“The ideas of the ruling class are in every epoch the ruling ideas, i.e. the class which is the ruling material force of society, is at the same time its ruling intellectual force. The class which has the means of material production at its disposal, has control at the same time over the means of mental production, so that thereby, generally speaking, the ideas of those who lack the means of mental production are subject to it. The ruling ideas are nothing more than the ideal expression of the dominant material relationships, the dominant material relationships grasped as ideas.” ― Karl Marx, Theses on Feuerbach
Capitalist ideas are present in all parts of the society, including education, politics, the media and culture. Thus socialist ideas are rarely feature in political debates. The environmental movement and its books and journals seldom incorporate it within their analysis and the scientific community certainly does not include it in their solutions. While the climate crises requires a political response it is conducted within the parameters of what reformers consider immediately possible. The socialist claims of insolubility of the climate crisis through capitalism is dismissed. The Socialist Party’s contribution to the environment movement’s development is to emphasise that its goals can only be accomplished by the elimination of the capitalist economic system and the transformation to a socialist society. Only in a socialist society can the ecological problems capitalism creates be solved. The Socialist Party continually emphasises the necessity of transcending capitalism and creating a new society based on democratic ownership and control of resources and production. The features of capitalism – its drive for expansion, production for profit rather than social good, the inability to plan, and, ultimately, alienation of humanity from nature – make it inherently ecologically destructive. Our aim is to show the inability of capitalism to manage the economy sustainably or in the general interest and necessity of socialism.

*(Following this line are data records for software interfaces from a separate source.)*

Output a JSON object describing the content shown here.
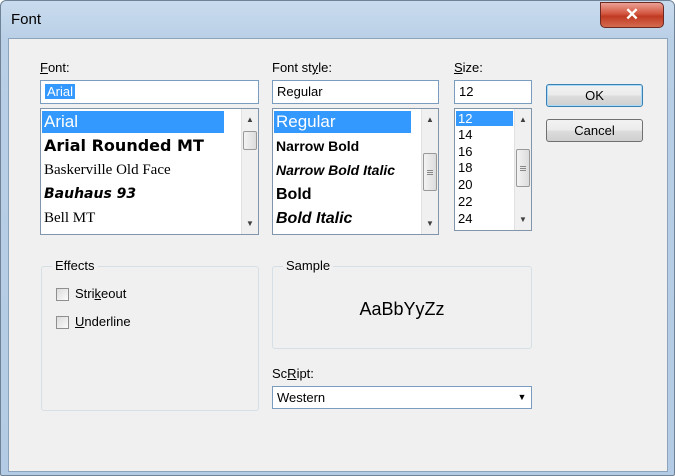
{
  "window": {
    "title": "Font",
    "close_glyph": "✕"
  },
  "font": {
    "label": "Font:",
    "label_access": "F",
    "label_rest": "ont:",
    "value": "Arial",
    "items": [
      "Arial",
      "Arial Rounded MT",
      "Baskerville Old Face",
      "Bauhaus 93",
      "Bell MT"
    ],
    "selected_index": 0
  },
  "style": {
    "label": "Font style:",
    "label_pre": "Font st",
    "label_access": "y",
    "label_rest": "le:",
    "value": "Regular",
    "items": [
      "Regular",
      "Narrow Bold",
      "Narrow Bold Italic",
      "Bold",
      "Bold Italic"
    ],
    "selected_index": 0
  },
  "size": {
    "label": "Size:",
    "label_access": "S",
    "label_rest": "ize:",
    "value": "12",
    "items": [
      "12",
      "14",
      "16",
      "18",
      "20",
      "22",
      "24"
    ],
    "selected_index": 0
  },
  "buttons": {
    "ok": "OK",
    "cancel": "Cancel"
  },
  "effects": {
    "title": "Effects",
    "strikeout_pre": "Stri",
    "strikeout_access": "k",
    "strikeout_rest": "eout",
    "strikeout_checked": false,
    "underline_access": "U",
    "underline_rest": "nderline",
    "underline_checked": false
  },
  "sample": {
    "title": "Sample",
    "text": "AaBbYyZz"
  },
  "script": {
    "label_access": "R",
    "label_pre": "Sc",
    "label_rest": "ipt:",
    "value": "Western"
  },
  "colors": {
    "selection": "#3399ff",
    "close_button": "#c94a31"
  }
}
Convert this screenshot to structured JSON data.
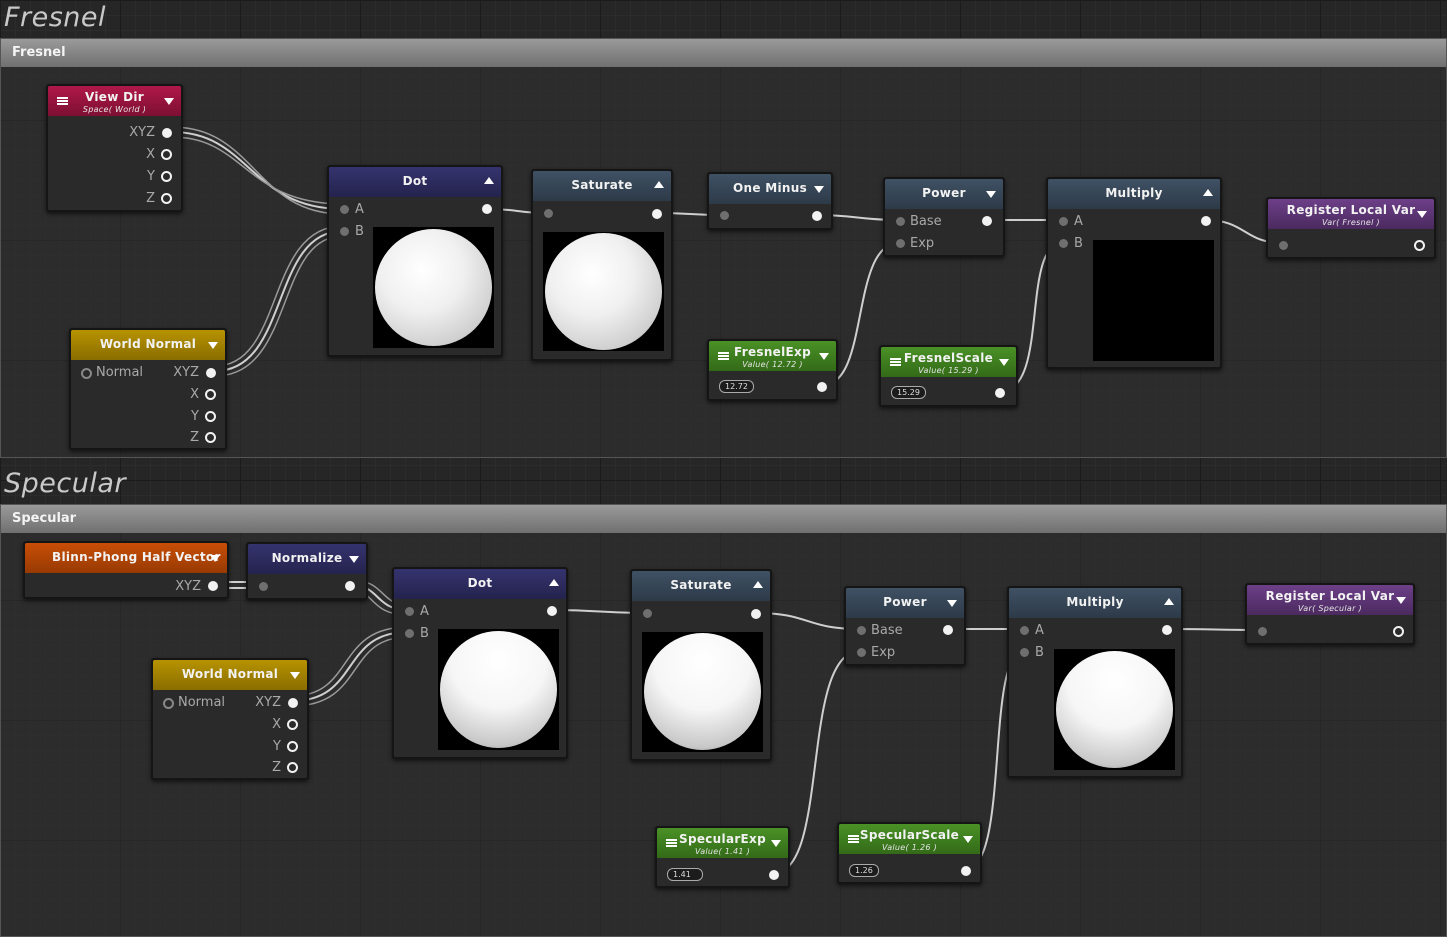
{
  "groups": {
    "fresnel": {
      "title": "Fresnel",
      "header": "Fresnel"
    },
    "specular": {
      "title": "Specular",
      "header": "Specular"
    }
  },
  "fresnel_nodes": {
    "view_dir": {
      "title": "View Dir",
      "sub": "Space( World )",
      "ports": [
        "XYZ",
        "X",
        "Y",
        "Z"
      ]
    },
    "world_normal": {
      "title": "World Normal",
      "input": "Normal",
      "ports": [
        "XYZ",
        "X",
        "Y",
        "Z"
      ]
    },
    "dot": {
      "title": "Dot",
      "in_a": "A",
      "in_b": "B"
    },
    "saturate": {
      "title": "Saturate"
    },
    "one_minus": {
      "title": "One Minus"
    },
    "power": {
      "title": "Power",
      "in_a": "Base",
      "in_b": "Exp"
    },
    "multiply": {
      "title": "Multiply",
      "in_a": "A",
      "in_b": "B"
    },
    "fresnel_exp": {
      "title": "FresnelExp",
      "sub": "Value( 12.72 )",
      "value": "12.72"
    },
    "fresnel_scale": {
      "title": "FresnelScale",
      "sub": "Value( 15.29 )",
      "value": "15.29"
    },
    "register": {
      "title": "Register Local Var",
      "sub": "Var( Fresnel )"
    }
  },
  "specular_nodes": {
    "blinn": {
      "title": "Blinn-Phong Half Vector",
      "port": "XYZ"
    },
    "normalize": {
      "title": "Normalize"
    },
    "world_normal": {
      "title": "World Normal",
      "input": "Normal",
      "ports": [
        "XYZ",
        "X",
        "Y",
        "Z"
      ]
    },
    "dot": {
      "title": "Dot",
      "in_a": "A",
      "in_b": "B"
    },
    "saturate": {
      "title": "Saturate"
    },
    "power": {
      "title": "Power",
      "in_a": "Base",
      "in_b": "Exp"
    },
    "multiply": {
      "title": "Multiply",
      "in_a": "A",
      "in_b": "B"
    },
    "specular_exp": {
      "title": "SpecularExp",
      "sub": "Value( 1.41 )",
      "value": "1.41"
    },
    "specular_scale": {
      "title": "SpecularScale",
      "sub": "Value( 1.26 )",
      "value": "1.26"
    },
    "register": {
      "title": "Register Local Var",
      "sub": "Var( Specular )"
    }
  },
  "colors": {
    "input_red": "#b0184a",
    "world_normal_yellow": "#b79300",
    "math_indigo": "#35336e",
    "math_slate": "#3f5164",
    "property_green": "#4a9126",
    "register_purple": "#6d3f88",
    "blinn_orange": "#c84e06"
  }
}
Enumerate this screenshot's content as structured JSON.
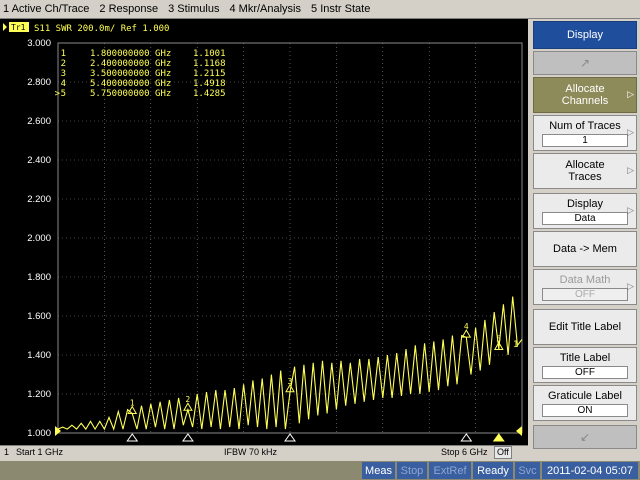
{
  "menu": [
    {
      "label": "1 Active Ch/Trace"
    },
    {
      "label": "2 Response"
    },
    {
      "label": "3 Stimulus"
    },
    {
      "label": "4 Mkr/Analysis"
    },
    {
      "label": "5 Instr State"
    }
  ],
  "trace": {
    "badge": "Tr1",
    "info": "S11  SWR 200.0m/ Ref 1.000",
    "color": "#ffff55"
  },
  "markers": [
    {
      "index": "1",
      "prefix": "",
      "freq": "1.800000000 GHz",
      "value": "1.1001"
    },
    {
      "index": "2",
      "prefix": "",
      "freq": "2.400000000 GHz",
      "value": "1.1168"
    },
    {
      "index": "3",
      "prefix": "",
      "freq": "3.500000000 GHz",
      "value": "1.2115"
    },
    {
      "index": "4",
      "prefix": "",
      "freq": "5.400000000 GHz",
      "value": "1.4918"
    },
    {
      "index": "5",
      "prefix": ">",
      "freq": "5.750000000 GHz",
      "value": "1.4285"
    }
  ],
  "chart_data": {
    "type": "line",
    "title": "S11  SWR 200.0m/ Ref 1.000",
    "xlabel": "",
    "ylabel": "",
    "xlim": [
      1,
      6
    ],
    "ylim": [
      1.0,
      3.0
    ],
    "yticks": [
      "3.000",
      "2.800",
      "2.600",
      "2.400",
      "2.200",
      "2.000",
      "1.800",
      "1.600",
      "1.400",
      "1.200",
      "1.000"
    ],
    "grid": true,
    "series": [
      {
        "points": [
          [
            1.0,
            1.02
          ],
          [
            1.05,
            1.03
          ],
          [
            1.1,
            1.02
          ],
          [
            1.15,
            1.04
          ],
          [
            1.2,
            1.02
          ],
          [
            1.25,
            1.05
          ],
          [
            1.3,
            1.02
          ],
          [
            1.35,
            1.06
          ],
          [
            1.4,
            1.02
          ],
          [
            1.45,
            1.06
          ],
          [
            1.5,
            1.02
          ],
          [
            1.55,
            1.08
          ],
          [
            1.6,
            1.02
          ],
          [
            1.65,
            1.11
          ],
          [
            1.7,
            1.02
          ],
          [
            1.75,
            1.12
          ],
          [
            1.8,
            1.1
          ],
          [
            1.85,
            1.02
          ],
          [
            1.9,
            1.14
          ],
          [
            1.95,
            1.02
          ],
          [
            2.0,
            1.15
          ],
          [
            2.05,
            1.03
          ],
          [
            2.1,
            1.16
          ],
          [
            2.15,
            1.02
          ],
          [
            2.2,
            1.17
          ],
          [
            2.25,
            1.02
          ],
          [
            2.3,
            1.18
          ],
          [
            2.35,
            1.04
          ],
          [
            2.4,
            1.12
          ],
          [
            2.45,
            1.03
          ],
          [
            2.5,
            1.2
          ],
          [
            2.55,
            1.02
          ],
          [
            2.6,
            1.21
          ],
          [
            2.65,
            1.03
          ],
          [
            2.7,
            1.22
          ],
          [
            2.75,
            1.02
          ],
          [
            2.8,
            1.22
          ],
          [
            2.85,
            1.03
          ],
          [
            2.9,
            1.23
          ],
          [
            2.95,
            1.02
          ],
          [
            3.0,
            1.25
          ],
          [
            3.05,
            1.04
          ],
          [
            3.1,
            1.27
          ],
          [
            3.15,
            1.03
          ],
          [
            3.2,
            1.28
          ],
          [
            3.25,
            1.02
          ],
          [
            3.3,
            1.3
          ],
          [
            3.35,
            1.03
          ],
          [
            3.4,
            1.32
          ],
          [
            3.45,
            1.02
          ],
          [
            3.5,
            1.21
          ],
          [
            3.55,
            1.34
          ],
          [
            3.6,
            1.05
          ],
          [
            3.65,
            1.35
          ],
          [
            3.7,
            1.07
          ],
          [
            3.75,
            1.36
          ],
          [
            3.8,
            1.09
          ],
          [
            3.85,
            1.37
          ],
          [
            3.9,
            1.1
          ],
          [
            3.95,
            1.36
          ],
          [
            4.0,
            1.12
          ],
          [
            4.05,
            1.37
          ],
          [
            4.1,
            1.14
          ],
          [
            4.15,
            1.36
          ],
          [
            4.2,
            1.15
          ],
          [
            4.25,
            1.38
          ],
          [
            4.3,
            1.16
          ],
          [
            4.35,
            1.38
          ],
          [
            4.4,
            1.17
          ],
          [
            4.45,
            1.39
          ],
          [
            4.5,
            1.18
          ],
          [
            4.55,
            1.4
          ],
          [
            4.6,
            1.18
          ],
          [
            4.65,
            1.41
          ],
          [
            4.7,
            1.19
          ],
          [
            4.75,
            1.43
          ],
          [
            4.8,
            1.2
          ],
          [
            4.85,
            1.45
          ],
          [
            4.9,
            1.2
          ],
          [
            4.95,
            1.46
          ],
          [
            5.0,
            1.21
          ],
          [
            5.05,
            1.47
          ],
          [
            5.1,
            1.22
          ],
          [
            5.15,
            1.48
          ],
          [
            5.2,
            1.24
          ],
          [
            5.25,
            1.5
          ],
          [
            5.3,
            1.25
          ],
          [
            5.35,
            1.5
          ],
          [
            5.4,
            1.49
          ],
          [
            5.45,
            1.3
          ],
          [
            5.5,
            1.54
          ],
          [
            5.55,
            1.32
          ],
          [
            5.6,
            1.58
          ],
          [
            5.65,
            1.35
          ],
          [
            5.7,
            1.62
          ],
          [
            5.75,
            1.43
          ],
          [
            5.8,
            1.66
          ],
          [
            5.85,
            1.4
          ],
          [
            5.9,
            1.7
          ],
          [
            5.95,
            1.45
          ],
          [
            6.0,
            1.48
          ]
        ]
      }
    ],
    "marker_points": [
      {
        "label": "1",
        "x": 1.8,
        "y": 1.1001
      },
      {
        "label": "2",
        "x": 2.4,
        "y": 1.1168
      },
      {
        "label": "3",
        "x": 3.5,
        "y": 1.2115
      },
      {
        "label": "4",
        "x": 5.4,
        "y": 1.4918
      },
      {
        "label": "5",
        "x": 5.75,
        "y": 1.4285
      }
    ],
    "end_label": "1"
  },
  "status": {
    "channel": "1",
    "start": "Start 1 GHz",
    "ifbw": "IFBW 70 kHz",
    "stop": "Stop 6 GHz",
    "off": "Off"
  },
  "status_bar": {
    "meas": "Meas",
    "stop": "Stop",
    "extref": "ExtRef",
    "ready": "Ready",
    "svc": "Svc",
    "datetime": "2011-02-04 05:07"
  },
  "softkeys": {
    "title": "Display",
    "allocate_channels": "Allocate Channels",
    "num_traces": {
      "label": "Num of Traces",
      "value": "1"
    },
    "allocate_traces": "Allocate Traces",
    "display": {
      "label": "Display",
      "value": "Data"
    },
    "data_to_mem": "Data -> Mem",
    "data_math": {
      "label": "Data Math",
      "value": "OFF"
    },
    "edit_title_label": "Edit Title Label",
    "title_label": {
      "label": "Title Label",
      "value": "OFF"
    },
    "graticule_label": {
      "label": "Graticule Label",
      "value": "ON"
    }
  },
  "colors": {
    "trace": "#ffff55",
    "grid": "#8a8a8a",
    "background": "#000000",
    "softkey_title": "#1f4e9c",
    "softkey_active": "#8e8b5a",
    "status_cell": "#3a5fa0"
  }
}
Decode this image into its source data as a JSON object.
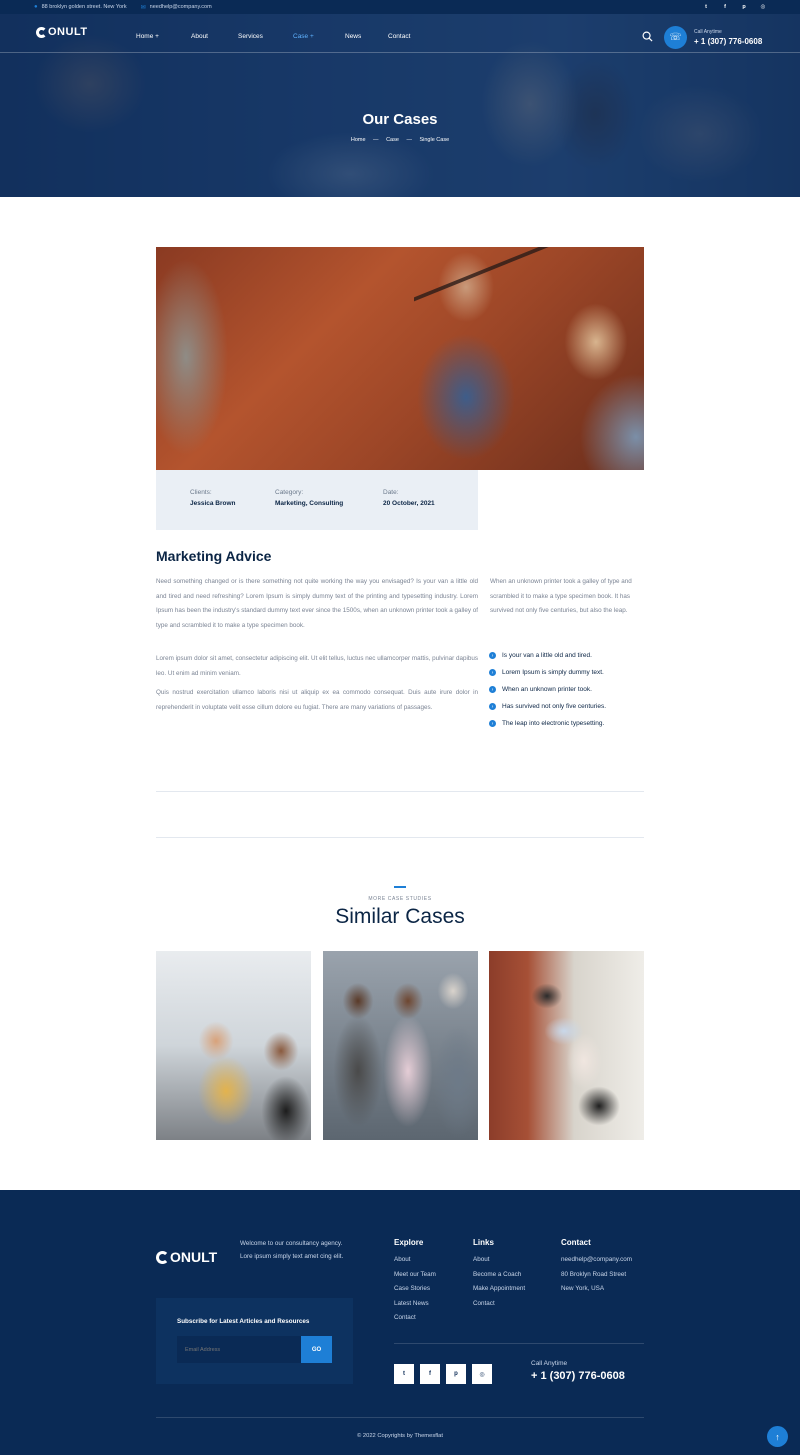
{
  "topbar": {
    "address": "88 broklyn golden street. New York",
    "email": "needhelp@company.com",
    "socials": [
      {
        "icon": "twitter-icon",
        "glyph": "t"
      },
      {
        "icon": "facebook-icon",
        "glyph": "f"
      },
      {
        "icon": "pinterest-icon",
        "glyph": "p"
      },
      {
        "icon": "instagram-icon",
        "glyph": "◎"
      }
    ]
  },
  "brand": {
    "logo_text": "ONULT"
  },
  "nav": {
    "items": [
      "Home +",
      "About",
      "Services",
      "Case +",
      "News",
      "Contact"
    ],
    "active": "Case +",
    "call_label": "Call Anytime",
    "call_number": "+ 1 (307) 776-0608"
  },
  "hero": {
    "title": "Our Cases",
    "breadcrumb": [
      "Home",
      "—",
      "Case",
      "—",
      "Single Case"
    ]
  },
  "case": {
    "meta": [
      {
        "key": "Clients:",
        "value": "Jessica Brown"
      },
      {
        "key": "Category:",
        "value": "Marketing, Consulting"
      },
      {
        "key": "Date:",
        "value": "20 October, 2021"
      }
    ],
    "title": "Marketing Advice",
    "paragraphs": [
      "Need something changed or is there something not quite working the way you envisaged? Is your van a little old and tired and need refreshing? Lorem Ipsum is simply dummy text of the printing and typesetting industry. Lorem Ipsum has been the industry's standard dummy text ever since the 1500s, when an unknown printer took a galley of type and scrambled it to make a type specimen book.",
      "Lorem ipsum dolor sit amet, consectetur adipiscing elit. Ut elit tellus, luctus nec ullamcorper mattis, pulvinar dapibus leo. Ut enim ad minim veniam.",
      "Quis nostrud exercitation ullamco laboris nisi ut aliquip ex ea commodo consequat. Duis aute irure dolor in reprehenderit in voluptate velit esse cillum dolore eu fugiat. There are many variations of passages."
    ],
    "side_paragraph": "When an unknown printer took a galley of type and scrambled it to make a type specimen book. It has survived not only five centuries, but also the leap.",
    "checklist": [
      "Is your van a little old and tired.",
      "Lorem Ipsum is simply dummy text.",
      "When an unknown printer took.",
      "Has survived not only five centuries.",
      "The leap into electronic typesetting."
    ]
  },
  "similar": {
    "kicker": "MORE CASE STUDIES",
    "title": "Similar Cases"
  },
  "footer": {
    "about": "Welcome to our consultancy agency. Lore ipsum simply text amet cing elit.",
    "explore": {
      "title": "Explore",
      "links": [
        "About",
        "Meet our Team",
        "Case Stories",
        "Latest News",
        "Contact"
      ]
    },
    "links": {
      "title": "Links",
      "links": [
        "About",
        "Become a Coach",
        "Make Appointment",
        "Contact"
      ]
    },
    "contact": {
      "title": "Contact",
      "lines": [
        "needhelp@company.com",
        "80 Broklyn Road Street",
        "New York, USA"
      ]
    },
    "subscribe": {
      "title": "Subscribe for Latest Articles and Resources",
      "placeholder": "Email Address",
      "button": "GO"
    },
    "socials": [
      {
        "icon": "twitter-icon",
        "glyph": "t"
      },
      {
        "icon": "facebook-icon",
        "glyph": "f"
      },
      {
        "icon": "pinterest-icon",
        "glyph": "p"
      },
      {
        "icon": "instagram-icon",
        "glyph": "◎"
      }
    ],
    "call_label": "Call Anytime",
    "call_number": "+ 1 (307) 776-0608",
    "copyright": "© 2022 Copyrights by Themesflat"
  },
  "colors": {
    "navy": "#0a2a55",
    "accent": "#1e7fd6",
    "text": "#0b2545",
    "muted": "#7b8494",
    "meta_bg": "#eaeff5"
  }
}
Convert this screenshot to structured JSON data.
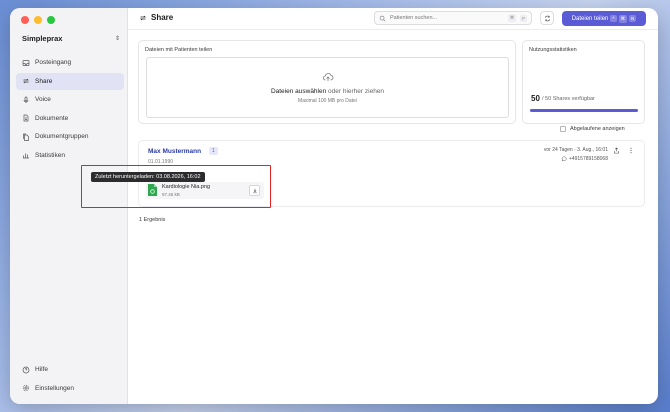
{
  "window": {
    "traffic_colors": [
      "#ff5f57",
      "#febc2e",
      "#28c840"
    ]
  },
  "sidebar": {
    "org_name": "Simpleprax",
    "items": [
      {
        "label": "Posteingang",
        "icon": "inbox-icon",
        "active": false
      },
      {
        "label": "Share",
        "icon": "share-arrows-icon",
        "active": true
      },
      {
        "label": "Voice",
        "icon": "microphone-icon",
        "active": false
      },
      {
        "label": "Dokumente",
        "icon": "document-icon",
        "active": false
      },
      {
        "label": "Dokumentgruppen",
        "icon": "documents-group-icon",
        "active": false
      },
      {
        "label": "Statistiken",
        "icon": "bar-chart-icon",
        "active": false
      }
    ],
    "bottom_items": [
      {
        "label": "Hilfe",
        "icon": "help-icon"
      },
      {
        "label": "Einstellungen",
        "icon": "gear-icon"
      }
    ]
  },
  "header": {
    "title": "Share",
    "search_placeholder": "Patienten suchen...",
    "search_shortcut": [
      "⌘",
      "F"
    ],
    "primary_button": "Dateien teilen",
    "primary_shortcut": [
      "^",
      "⌘",
      "N"
    ]
  },
  "upload": {
    "label": "Dateien mit Patienten teilen",
    "cta_strong": "Dateien auswählen",
    "cta_rest": " oder hierher ziehen",
    "limit": "Maximal 100 MB pro Datei"
  },
  "stats": {
    "label": "Nutzungsstatistiken",
    "used": "50",
    "rest": "/ 50 Shares verfügbar",
    "fill_fraction": 1.0
  },
  "filter": {
    "show_expired": "Abgelaufene anzeigen"
  },
  "patient": {
    "name": "Max Mustermann",
    "count": "1",
    "dob": "01.01.1990",
    "meta": "vor 24 Tagen · 3. Aug., 16:01",
    "phone": "+4915789158068",
    "file": {
      "name": "Kardiologie Nia.png",
      "size": "97.46 kB"
    },
    "tooltip": "Zuletzt heruntergeladen: 03.08.2026, 16:02"
  },
  "results": "1 Ergebnis",
  "colors": {
    "accent": "#5b5bd6",
    "highlight": "#e02424",
    "file_green": "#2fa84f"
  }
}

Socialism presents a quandary for many radical greens. While engaging themselves in local grassroots activism and nongovernmental organisations forming transnational networks, this new global citizenship, the challenges to consumer capitalism obscure the continuation of the same old harsh realities that are fundamental to capitalist mode of production. No matter how much the patterns of lifestyles and consumption may change—no matter how decentralised or re-distributed they become—the basic structural reality of capitalism remains the same: EXPROPRIATION AND EXPLOITATION IN THE PRODUCTION FOR PROFIT. Capitalism is still a continuation of the centuries-old process of growth and incessant accumulation of capital through the expansion of world markets and attempt to control material resources and labour beyond national borders. Eco-activists neglect the exploitative process of capitalism—the expropriation of people’s surplus value for profit and thus diverts attention from what is at stake, which is the use of science not for emancipation of humankind from the realm of necessity but for profit. The question is that the resources of the planet can be can be used for meeting the needs of human kind, or it can be used to produce profit. It is not technology that is the problem, rather than capitalism. Equating environmental degradation with industrialisation, or new technology per se lets capitalism off the hook. The solution is not simplistically ending growth, but ending capitalism: ending production for profit and eliminating the exploitation of labour. Much of contemporary environmentalism cannot think the future of humanity outside of capitalism and instead embrace and accept capitalism working within the system rather than transforming it.